Richmond nonprofit United Network for Organ Sharing (UNOS) is currently seeking city approval to rezone its 51,000-square-foot building, known as the Jackson Center, at 501 N. Second St.
The change would allow a new medical tenant to settle into more than half of the four-story property, and UNOS’ rezoning application says the VCU Health System wants to lease about 33,000 square feet.
Preston Lloyd, a Williams Mullen attorney who represented UNOS in its application process, said that a lease is still under discussion and a tenant has not yet been finalized.
VCU declined to comment on any pending deal.
The building already sits in a B-2 zone, which allows for medical office use, but is prohibited from allowing such a tenant based on a 1992 zoning ordinance that includes outdated parking restrictions.
The rezoning application, submitted Dec. 30, 2014, will allow a new medical tenant to fill in the third and fourth floors, as well as a portion of the ground floor. UNOS occupies the remaining space.

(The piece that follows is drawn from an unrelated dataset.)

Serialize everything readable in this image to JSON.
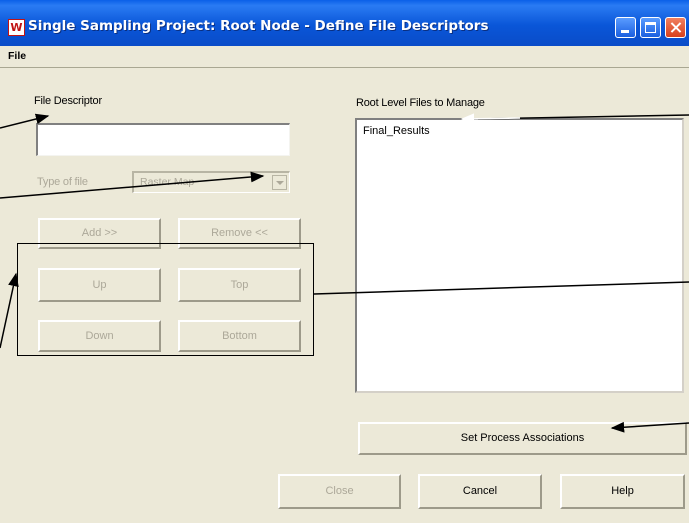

“We’d like to position the property to be flexible, because medical office use is allowed in B-2, which is the underlying zoning. We’re making it consistent with that,” Lloyd said. “It really just helps promote the vitality of the neighborhood.”
The city’s planning commission already approved the request, and it is set to go before City Council July 13.

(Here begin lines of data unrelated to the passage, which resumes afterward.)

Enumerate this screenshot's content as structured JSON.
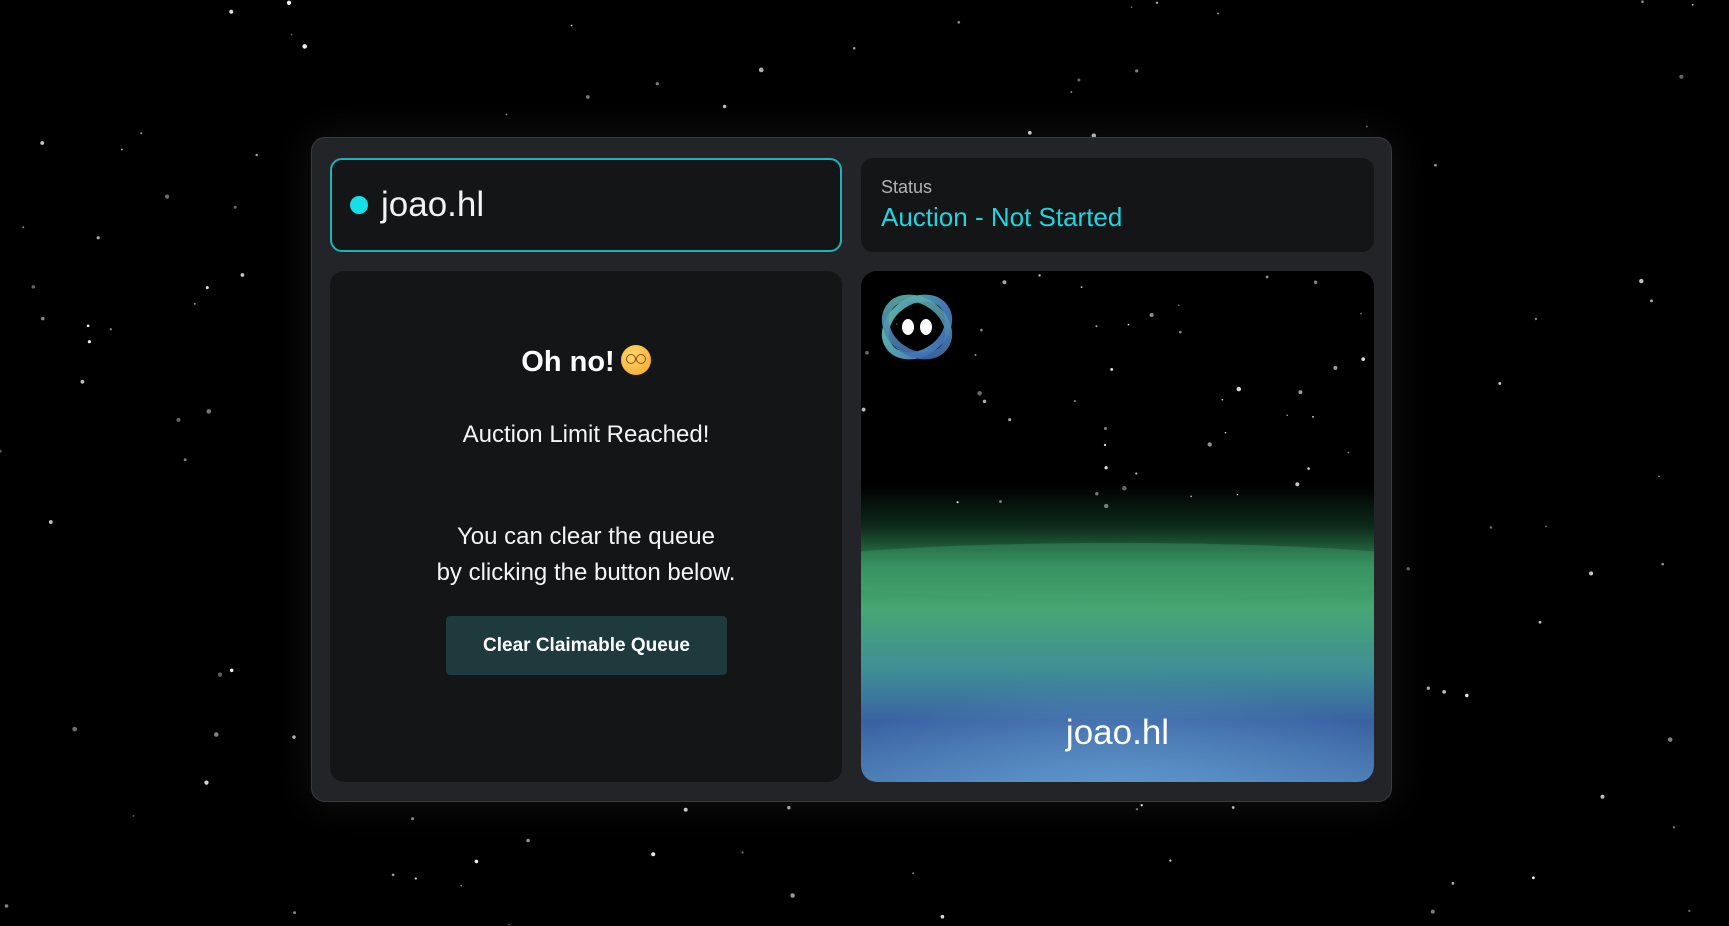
{
  "domain_name": {
    "name": "joao.hl"
  },
  "status": {
    "label": "Status",
    "value": "Auction - Not Started",
    "color": "#25d3de"
  },
  "message": {
    "title": "Oh no!",
    "emoji_name": "woozy-face-emoji",
    "subtitle": "Auction Limit Reached!",
    "body_line1": "You can clear the queue",
    "body_line2": "by clicking the button below.",
    "button_label": "Clear Claimable Queue"
  },
  "artwork": {
    "name": "joao.hl",
    "logo_icon": "avatar-logo-icon"
  },
  "colors": {
    "accent": "#16dfe9",
    "panel": "#232427",
    "card": "#141516",
    "button": "#1e3a3d",
    "aurora_green": "#47a673",
    "aurora_blue": "#3c63a0"
  }
}
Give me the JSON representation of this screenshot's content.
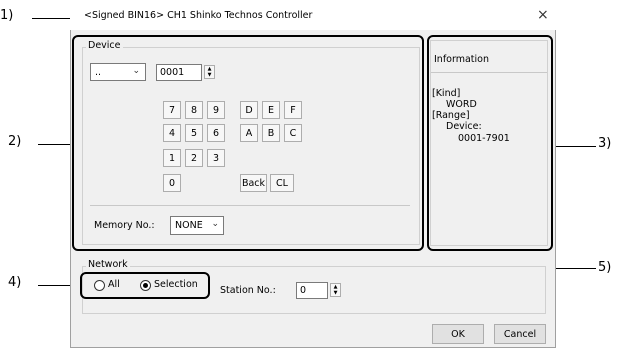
{
  "dialog": {
    "title": "<Signed BIN16> CH1 Shinko Technos Controller",
    "close_glyph": "×"
  },
  "device": {
    "group_label": "Device",
    "type_value": "..",
    "address_value": "0001",
    "keypad": [
      "7",
      "8",
      "9",
      "4",
      "5",
      "6",
      "1",
      "2",
      "3",
      "0"
    ],
    "hex_keys": [
      "D",
      "E",
      "F",
      "A",
      "B",
      "C"
    ],
    "back_label": "Back",
    "clear_label": "CL",
    "memory_label": "Memory No.:",
    "memory_value": "NONE"
  },
  "information": {
    "title": "Information",
    "kind_label": "[Kind]",
    "kind_value": "WORD",
    "range_label": "[Range]",
    "device_label": "Device:",
    "device_range": "0001-7901"
  },
  "network": {
    "group_label": "Network",
    "option_all": "All",
    "option_selection": "Selection",
    "selected": "Selection",
    "station_label": "Station No.:",
    "station_value": "0"
  },
  "buttons": {
    "ok": "OK",
    "cancel": "Cancel"
  },
  "callouts": [
    "1)",
    "2)",
    "3)",
    "4)",
    "5)"
  ]
}
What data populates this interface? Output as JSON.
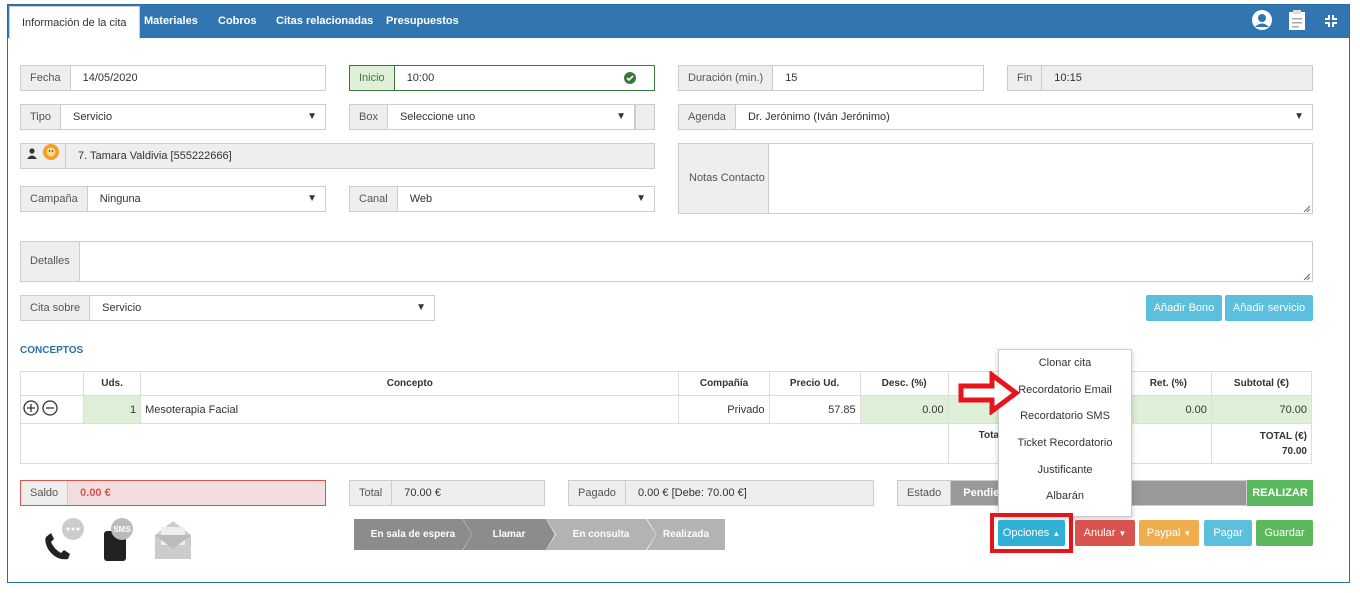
{
  "tabs": [
    "Información de la cita",
    "Materiales",
    "Cobros",
    "Citas relacionadas",
    "Presupuestos"
  ],
  "form": {
    "fecha_label": "Fecha",
    "fecha_value": "14/05/2020",
    "inicio_label": "Inicio",
    "inicio_value": "10:00",
    "duracion_label": "Duración (min.)",
    "duracion_value": "15",
    "fin_label": "Fin",
    "fin_value": "10:15",
    "tipo_label": "Tipo",
    "tipo_value": "Servicio",
    "box_label": "Box",
    "box_value": "Seleccione uno",
    "agenda_label": "Agenda",
    "agenda_value": "Dr. Jerónimo (Iván Jerónimo)",
    "contacto_value": "7. Tamara Valdivia [555222666]",
    "notas_label": "Notas Contacto",
    "campana_label": "Campaña",
    "campana_value": "Ninguna",
    "canal_label": "Canal",
    "canal_value": "Web",
    "detalles_label": "Detalles",
    "cita_sobre_label": "Cita sobre",
    "cita_sobre_value": "Servicio"
  },
  "buttons": {
    "anadir_bono": "Añadir Bono",
    "anadir_servicio": "Añadir servicio",
    "realizar": "REALIZAR",
    "opciones": "Opciones",
    "anular": "Anular",
    "paypal": "Paypal",
    "pagar": "Pagar",
    "guardar": "Guardar"
  },
  "conceptos": {
    "title": "CONCEPTOS",
    "headers": [
      "Uds.",
      "Concepto",
      "Compañía",
      "Precio Ud.",
      "Desc. (%)",
      "Ret. (%)",
      "Subtotal (€)"
    ],
    "row": {
      "uds": "1",
      "concepto": "Mesoterapia Facial",
      "compania": "Privado",
      "precio": "57.85",
      "desc": "0.00",
      "ret": "0.00",
      "subtotal": "70.00"
    },
    "total_label_partial": "Total",
    "total_label": "TOTAL (€)",
    "total_value": "70.00"
  },
  "summary": {
    "saldo_label": "Saldo",
    "saldo_value": "0.00 €",
    "total_label": "Total",
    "total_value": "70.00 €",
    "pagado_label": "Pagado",
    "pagado_value": "0.00 € [Debe: 70.00 €]",
    "estado_label": "Estado",
    "estado_value": "Pendient"
  },
  "steps": [
    "En sala de espera",
    "Llamar",
    "En consulta",
    "Realizada"
  ],
  "menu": [
    "Clonar cita",
    "Recordatorio Email",
    "Recordatorio SMS",
    "Ticket Recordatorio",
    "Justificante",
    "Albarán"
  ],
  "icons": {
    "sms_text": "SMS"
  },
  "colors": {
    "primary": "#3276b1",
    "info": "#5bc0de",
    "danger": "#d9534f",
    "warning": "#f0ad4e",
    "success": "#5cb85c",
    "highlight": "#e8141c"
  }
}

UNOS is currently the only tenant in the Jackson Center. The nonprofit purchased the building in 2011 for $2.5 million, city records indicate. The planning department application states that UNOS has since invested $1.6 million to modernize and improve the property.

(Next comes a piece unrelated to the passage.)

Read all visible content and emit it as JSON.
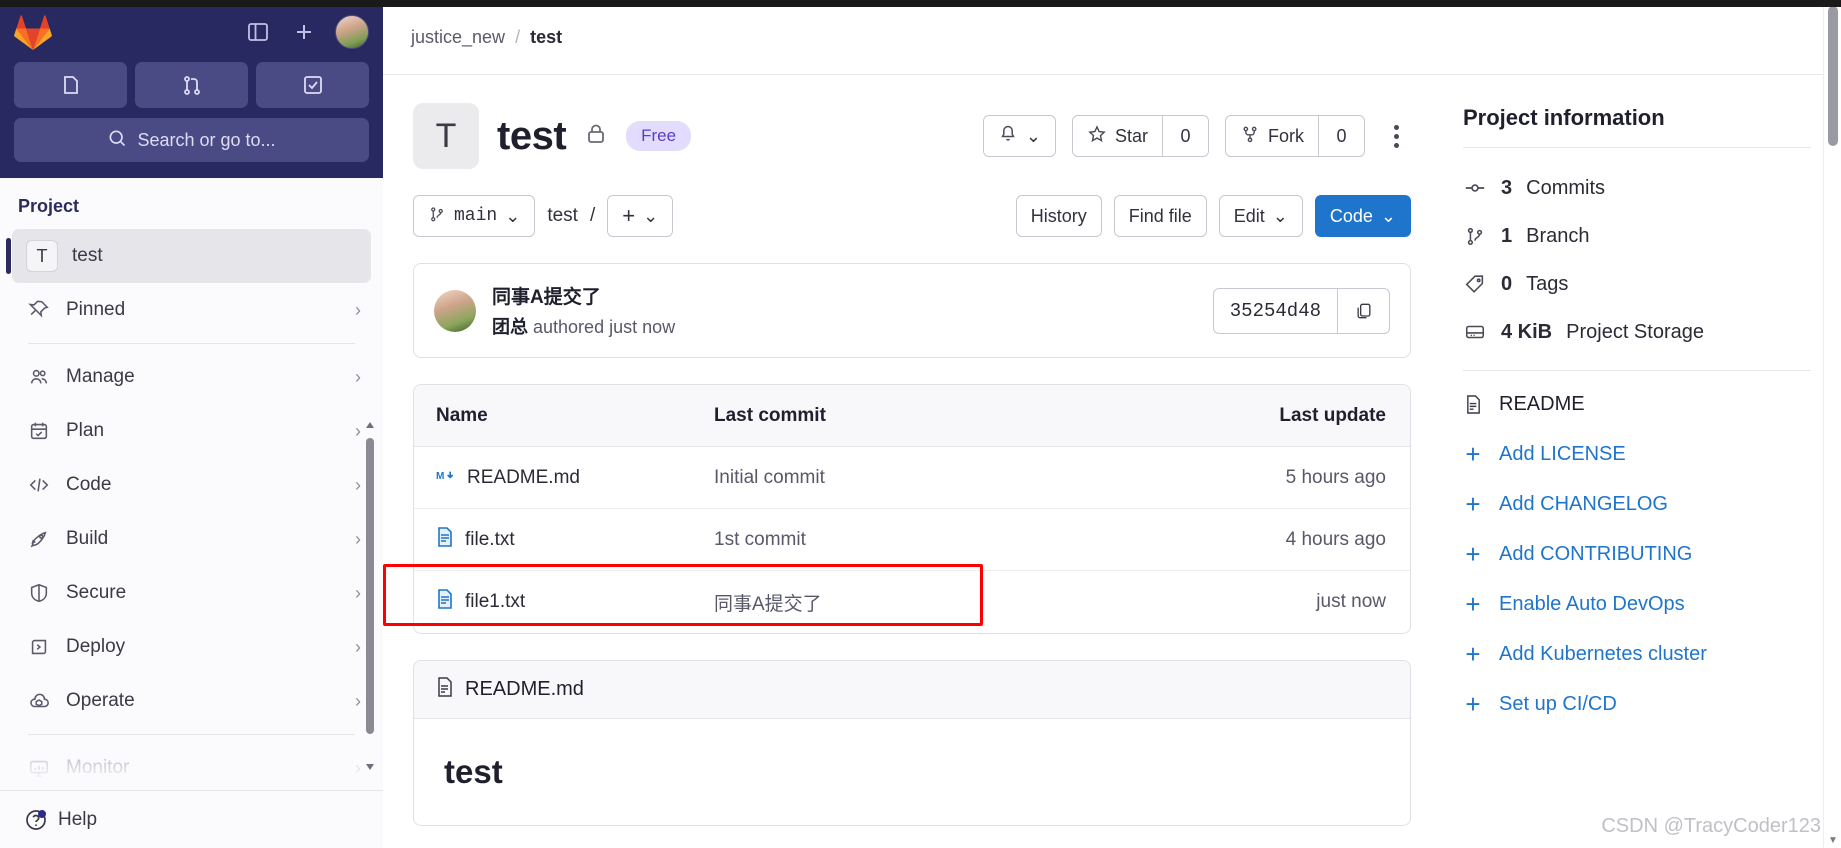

“The building has some vacancy, so by increasing the types of tenants who could occupy it, you increase the amount of foot traffic, and that benefits the neighborhood,” Lloyd said. “It helps an already emerging neighborhood enjoy that much more robust activity.”
UNOS also operates out of its headquarters building at 700 N. Fourth St.
The organization works as the Organ Procurement and Transplantation Network through its contract with the federal government. It manages the national transplant waiting list and maintains the database of every organ transplant in the U.S.
About 78.5 percent of the nonprofit’s revenue in 2012, when the data was most recently available, came through its OPTN funding. According to its annual report, UNOS brought in about $48.37 million in revenue and had about $46.25 in expenses in 2012.
And its 2014 audit report shows that UNOS made about $52.2 million in revenue and had about $47.2 million in expenses, with $4.98 leftover, last year.